At the end of the movie, Hodaka is taken into probation until he finishes high school. When he came back to Tokyo, the endless torrent of rain started when he fished Hina out of the sky with pure love has flooded most of Tokyo. The most recognizable parts, like Shinjuku, are now underwater. Abandoned buildings and the Aqua-Line bridge perk out like curious heads from the featureless, vast plane of seawater.
Yet life continues in the big city. The editorial office has moved from the couple’s home on the basement to an office in an apartment, complete with employees and Mr. Suga greeting Hodaka with a smile as usual. Instead of running trains shuttling commuters and tourists alike throughout the city, we see JR operating boats throughout the new coastline instead.
Fighting the (self-stabilizing) sine waves
Sometimes, it’s worth stopping and thinking about the emergent patterns from our lives for a bit.
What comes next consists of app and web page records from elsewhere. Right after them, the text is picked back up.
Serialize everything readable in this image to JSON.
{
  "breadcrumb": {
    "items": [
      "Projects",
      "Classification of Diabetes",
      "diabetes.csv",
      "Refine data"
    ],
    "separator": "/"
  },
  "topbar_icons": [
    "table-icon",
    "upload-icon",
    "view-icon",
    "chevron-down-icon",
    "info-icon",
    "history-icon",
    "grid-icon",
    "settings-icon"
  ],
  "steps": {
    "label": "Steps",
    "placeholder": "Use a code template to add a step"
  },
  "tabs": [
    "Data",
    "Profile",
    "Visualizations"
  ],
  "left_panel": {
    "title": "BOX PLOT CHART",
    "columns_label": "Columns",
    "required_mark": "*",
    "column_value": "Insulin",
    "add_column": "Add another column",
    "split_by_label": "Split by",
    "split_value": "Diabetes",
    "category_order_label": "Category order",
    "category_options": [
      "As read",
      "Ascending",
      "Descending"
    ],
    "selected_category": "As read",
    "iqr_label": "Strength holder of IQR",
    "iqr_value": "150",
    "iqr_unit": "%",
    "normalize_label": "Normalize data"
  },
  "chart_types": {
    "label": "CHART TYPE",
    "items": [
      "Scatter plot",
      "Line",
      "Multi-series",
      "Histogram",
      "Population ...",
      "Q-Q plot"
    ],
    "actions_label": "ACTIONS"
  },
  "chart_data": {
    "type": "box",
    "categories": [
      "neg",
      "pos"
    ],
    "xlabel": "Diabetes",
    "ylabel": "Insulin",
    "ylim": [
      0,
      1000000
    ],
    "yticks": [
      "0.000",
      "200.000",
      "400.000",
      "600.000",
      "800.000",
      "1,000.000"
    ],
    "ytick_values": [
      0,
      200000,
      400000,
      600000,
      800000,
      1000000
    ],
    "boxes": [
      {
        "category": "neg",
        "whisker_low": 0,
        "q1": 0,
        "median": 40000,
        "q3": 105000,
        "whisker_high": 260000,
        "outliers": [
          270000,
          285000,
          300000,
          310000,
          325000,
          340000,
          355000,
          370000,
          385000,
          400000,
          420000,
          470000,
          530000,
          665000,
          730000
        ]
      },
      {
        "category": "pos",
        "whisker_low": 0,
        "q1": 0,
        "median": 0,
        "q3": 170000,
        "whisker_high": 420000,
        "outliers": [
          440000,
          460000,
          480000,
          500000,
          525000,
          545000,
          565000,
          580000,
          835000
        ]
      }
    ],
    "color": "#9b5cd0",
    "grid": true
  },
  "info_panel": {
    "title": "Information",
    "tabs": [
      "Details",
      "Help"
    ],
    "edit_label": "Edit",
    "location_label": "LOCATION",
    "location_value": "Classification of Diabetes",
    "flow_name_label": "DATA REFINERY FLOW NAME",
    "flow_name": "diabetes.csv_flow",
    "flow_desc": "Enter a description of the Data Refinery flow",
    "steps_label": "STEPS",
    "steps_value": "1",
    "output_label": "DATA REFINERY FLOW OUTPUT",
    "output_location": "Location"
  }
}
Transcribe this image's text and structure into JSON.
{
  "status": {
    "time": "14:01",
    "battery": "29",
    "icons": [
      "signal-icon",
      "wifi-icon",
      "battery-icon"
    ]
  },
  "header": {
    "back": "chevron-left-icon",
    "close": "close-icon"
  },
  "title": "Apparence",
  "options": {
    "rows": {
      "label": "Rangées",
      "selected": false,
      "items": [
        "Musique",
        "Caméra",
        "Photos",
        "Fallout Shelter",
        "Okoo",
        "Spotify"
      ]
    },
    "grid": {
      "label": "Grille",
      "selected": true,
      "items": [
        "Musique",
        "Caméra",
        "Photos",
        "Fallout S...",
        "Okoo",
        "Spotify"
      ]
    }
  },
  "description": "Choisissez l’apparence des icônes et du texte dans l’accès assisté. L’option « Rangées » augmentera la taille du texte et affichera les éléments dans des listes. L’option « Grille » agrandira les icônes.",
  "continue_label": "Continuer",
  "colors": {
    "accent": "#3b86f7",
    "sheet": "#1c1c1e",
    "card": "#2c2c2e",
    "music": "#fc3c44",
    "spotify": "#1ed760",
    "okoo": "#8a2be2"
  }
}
As I once said IRL, “What will this year look like in a 2069 kid’s history book” is a really interesting question to ask in social studies classrooms.
Humans have always been greedy. Actually, animals in general have always been greedy, but as we’re the dominant/sapient species on this planet, we share the MNC’s responsibility in keeping things sustainable. On the contrary, we find huge pools of burnable liquid underground, and dug them out to get rich and power nearly everything we do on this planet. We find new patches of fertile, newly exposed ground, built a lot of stuff on top of it, then freak out when the water line advanced back into our built-up area. In fact, I have visited a village that’s right at (actually, towards the ocean of) the coastal erosion line, and some of the seaside “roads” are already concrete paths built on berms as the sea had creeped past them. It’s also a fun case study of the ridiculously unintuitive nature of chaotic systems, as about every weir they constructed to slow down the erosion doesn’t help very much and in fact sped up erosion in other areas - one of those weirs being a set of special poles built by researchers.
At the end of the day, Mother Nature is a slow but heavy force. We might need to follow through with it sometimes, instead of trying to hold it back and having to abruptly change the lifestyle when our defenses are overwhelmed. I’m not saying we shouldn't build stuff on deposits - we just need to remember that the deposit is going to be eroded back in a few centuries. Tokyo used to be underwater, they say, and there’s no reason it won’t go underwater again.
Nevertheless, Climate Change is too significant at this point to be a purely natural phenomena. And the MNC isn’t to blame either - in fact, they’re trying to dampen Climate Change, as it negatively affects them as well.
Bonus section: What makes a movie good?
It’s intriguing that while the main thing I talk about the film when I was walking out of the cinema with my brother is how cohesive (most of the) sound design is, while the first thing he talks about is how the motorcycle chase is the coolest scene in the film. It’s probably related to what we are looking for in each film, as he loves Marvel superhero stuff, while I avoid it like a plague as it seems to me like a brainless, 150-minute-long Saturday morning cartoon. (This is probably made worse by Infinity War. I heard that Endgame's pretty good.)
Just like "What love really is", "What makes a film great" is a question whose answer depends on the person you ask. One might cringe with the lack of scientific accuracy in Star Wars, while others praise the gorgeous scenes and suspenseful action. One might love how cute and relatable Oggy is, while another might be joking about sleeping on the couch as nothing exciting has happened for 30 minutes straight. Ultimately, it’s a pretty pointless thing to ask - preferences are fluid, anyway, and a new take on a genre might make you discover that you’ve been looking for something like it all this time.
As after all, what's Life without taking a few risks, right?
Images from this post are pulled from the film's IMDB page.